Beyond this, there is reason for skepticism about the amount of marketing and publicity on their social media channels and on game broadcasts that will occur. When the partnership was announced, there was only one tweet on the Devils account announcing it. This tweet linked the press release, which was the only post on their main website regarding the deal. The only mention of the girls’ hockey event on the Devils main account occurred the following day, and it was a retweet from the president of the Devils Alumni Association. If a focal point of this deal is cross-promotion, the Devils need to step up their game if it is actually going to have the impact one would expect from the press release.

Photo from Riveters Twitter page.

A final consideration is related to brand equity. The last two seasons, the Riveters have sported a very patriotic Red, White, and Blue color scheme to match their Rosie the Riveter logo. With this partnership, however, they announced a change in colors to the Devils Red and Black along with the name change from New York to Metropolitan. This is not the first time a women’s team has altered their brand when they partnered with an NHL Team. The CWHL team in Montreal changed their name from the Stars to the Canadiennes to align with the Montreal Canadiens brand. The Toronto Furies changed their logo to appear more like that of the Maple Leafs. While these alterations help the women’s teams visually associate with the local NHL teams and make the alignment between the two teams more evident, they may lose some of the brand equity and brand identity that they have spent several years building for themselves. It also runs the potential risk of brand conflation if the NHL team does something that is not acceptable to the women’s hockey community. This relates back to the first point of concern around the NHL and its teams not having the best track record in terms of diversity and inclusion. It begs the question of if the Devils were to make a problematic ethical decision, would fans who subsequently have problems supporting the Devils also struggle to support the Riveters.

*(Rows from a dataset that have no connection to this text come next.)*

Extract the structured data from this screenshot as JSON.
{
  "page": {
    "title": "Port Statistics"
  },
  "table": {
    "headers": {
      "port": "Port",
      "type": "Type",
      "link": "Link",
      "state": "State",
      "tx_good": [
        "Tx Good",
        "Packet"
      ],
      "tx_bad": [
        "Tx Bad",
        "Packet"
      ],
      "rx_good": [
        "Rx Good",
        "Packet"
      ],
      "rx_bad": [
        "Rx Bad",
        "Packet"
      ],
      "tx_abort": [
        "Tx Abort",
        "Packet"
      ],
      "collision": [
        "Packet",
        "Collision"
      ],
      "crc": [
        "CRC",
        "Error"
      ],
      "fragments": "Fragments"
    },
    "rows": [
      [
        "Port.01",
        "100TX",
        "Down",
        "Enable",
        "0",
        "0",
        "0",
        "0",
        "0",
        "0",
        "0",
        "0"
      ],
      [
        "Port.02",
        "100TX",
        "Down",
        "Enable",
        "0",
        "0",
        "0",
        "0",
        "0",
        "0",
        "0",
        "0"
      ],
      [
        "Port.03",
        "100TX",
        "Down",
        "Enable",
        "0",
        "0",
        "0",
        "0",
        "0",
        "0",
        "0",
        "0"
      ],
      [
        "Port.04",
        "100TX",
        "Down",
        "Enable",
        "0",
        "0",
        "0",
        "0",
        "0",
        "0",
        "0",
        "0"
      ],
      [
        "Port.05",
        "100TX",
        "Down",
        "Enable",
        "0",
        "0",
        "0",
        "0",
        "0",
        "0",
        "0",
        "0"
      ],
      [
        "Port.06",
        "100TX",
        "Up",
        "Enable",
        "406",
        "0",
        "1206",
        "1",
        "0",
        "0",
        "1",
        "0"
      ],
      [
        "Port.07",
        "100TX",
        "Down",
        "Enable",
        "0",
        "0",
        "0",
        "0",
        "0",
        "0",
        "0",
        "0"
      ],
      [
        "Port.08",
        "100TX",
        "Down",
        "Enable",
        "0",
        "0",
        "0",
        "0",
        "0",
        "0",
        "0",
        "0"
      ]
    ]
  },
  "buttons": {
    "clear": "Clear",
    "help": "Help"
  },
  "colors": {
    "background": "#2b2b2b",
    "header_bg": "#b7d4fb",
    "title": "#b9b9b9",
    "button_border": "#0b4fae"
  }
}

From my perspective, until the NHL and their affiliate teams become better at truly supporting women and members of the LGBTQ community with their actions, not just their words, a partnership between an NWHL team and an NHL team will be problematic. As someone who wants to see the NWHL succeed and become a stable, paying league for female athletes with a strong fanbase, the concept of an NHL team partnership is theoretically great. NHL teams have the money, staff, and visibility that the NWHL needs. It inserts resources, lends cultural legitimacy, and increases visibility that the league otherwise does not have easy access to. However, the history of the NHL’s treatment of women and members of the LGBTQ community raises concerns about whether this partnership will be beneficial for women’s hockey in the long term rather than just a quick injection of resources that could hurt the brand in the long run. Only time will tell how a deal with the Devil(s) will turn out.

Erin Morris (@Morrsport) is an Assistant Professor of Sport Management at SUNY Cortland. Her research focuses on girls and women’s participation in non-traditional sports and women’s sport development. Her recent work has focused on women’s hockey.